Picard

I’m super excited about the new Star Trek. I love all of the surprises that come at the end of this trailer. I never got into Voyager so I’m not super into the backstory of Seven of Nine but I’m guessing Picard won’t be either. I was however, super into TNG and Picard centred episodes were my favourite. Here’s the trailer if you haven’t already watched it multiple times yet:

Man Will Spacewalk

With today being the 50th Anniversary of Neil Armstrong’s historic walk on the moon, I bring you this little classic reverse speech from the first words spoken on the surface of the moon which, when reversed, sound like “man will spacewalk”.

Neil Armstrong’s Moon Landing Speech Backwards

Play Forward

Forward:’a small step for a man’

Play in Reverse

Reverse: ‘Man will spacewalk.’

Also of interest, on this anniversary of scientific achievement, NASA has released a collection of 45 panoramic photos from the surface of the moon based on images stitched together from the various Apollo missions.

The Bad Review Revue

The Hustle: “Even with a running time of 93 minutes, The Hustle felt about an hour too long.” — Richard Roeper, Chicago Sun Times

Dumbo: “I felt warmly toward Dumbo, but not ‘Dumbo.'” — Michael Phillips, Chicago Tribune

Little: “Little is no Big.” — Max Weiss, Baltimore Magazine

The Intruder: “If the protagonists in this film were any more dense, they would only exist as a thick fog.” — Matt Brunson, Creative Loafing

Barnwell

Yesterday I started at my new position in Barnwell. There’s not a lot to say, other than things have been working out pretty well and I’m looking forward to the rest of the year. Grade five has a lot of interesting things to relearn before I teach it to my new students. For example, I learned today that Socrates was put to death by a jury of his peers for his anti-democratic opinions. He thought that the smartest people should lead in government, rather than the lottery system that was customary at the time. Smart guy, that Socrates.

David Sedaris at the MAC

I’m lucky enough to be married to an extremely observant woman. While we were touristing around downtown Lahaina, Maui, my wife saw a poster for David Sedaris doing a show at the Maui Arts Center in just a few days. She knows I’m a fan and asked if I wanted to go. I was hesitant to put up the money just to hear an author read — but who am I kidding, I love David Sedaris and have since the first time I heard him on This American Life so many years ago.
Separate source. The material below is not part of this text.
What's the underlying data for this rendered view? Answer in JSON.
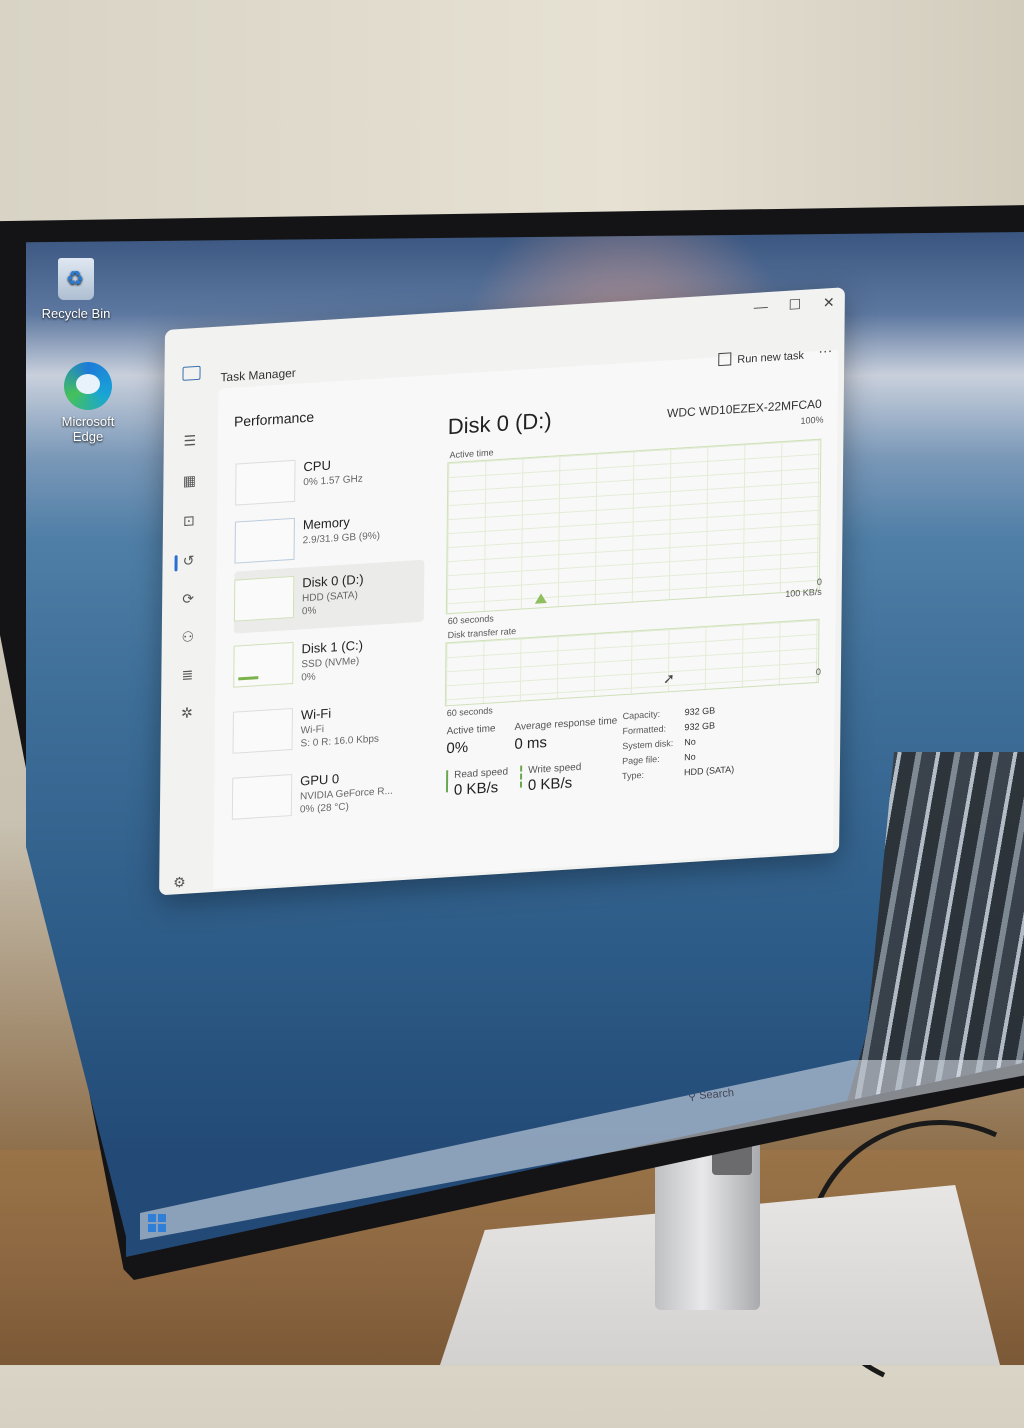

It turns out, it was money well spent, because Mr. Sedaris didn’t take long before he was sharing his list of money making ideas.

I was in my Sussex kitchen not long ago squinting at what was either a pheasant or an armless troll racing across the road in front of the house when I got the idea for prescription windows.

It would be perfect for people like me who don’t want to wear glasses indoors and so I mentioned it to my friend Ingrid who said, “Oh, that’s brilliant.” She’s one of those women who will support you in just about anything you do. Slap some cheese between two slices of bread and it’s “My God, you’re amazing!” Calm down I sometimes want to say. I didn’t invent the sandwich — I just did what other before me have. This time though, I felt the praise was justified. And so, I put prescription windows on my list of million dollar ideas, realizing hours later that what works for me would not work for Hugh, or any of our frequent house guests who have different prescription problems or none at all. Still they might be good for a near-sighted loner who never has any company so I left them on the list. Right below cigarette butts with seeds in them.

And after a brief segue from some other million dollar ideas into stories about how cheap some people can be, he finished with a short digression about how his husband doesn’t like to admit how much he appreciates their wealth but that when it comes to million dollar ideas maybe his husband could give it a try. It was a brilliant story.

After the applause began to wane he slyly added, “You never want to say this before you read something… I wrote that today!”

Brilliant.

The Bad Review Revue

Venom: “Michelle Williams, near the very end, [says what] feels like the most sincere heartfelt thing anyone says in the entire movie: ‘I’m sorry about Venom.'” — Bob Chipman, Geek

The Grinch: “It accomplishes nothing more than what the 1966 adaptation accomplished, despite taking more than three times longer to do it. In short: You’re an unnecessary one, Mr. Grinch.” — Mike Scott, Times-Picayune

The Girl in the Spider’s Web: “Salander is still typing furiously and retains a taste for black clothes and vengeance, but her running and gunning now suggest a Goth cosplaying James Bond.” — Manohla Dargis, New York Times

Nutcracker and the Four Realms: “The only thing that younger and older audience members will be able to share here is a sense of boredom.” — Joey Magidson, Hollywood News

Nobody’s Fool: “I’m getting a headache from this movie.” — Korey Coleman, Double Toasted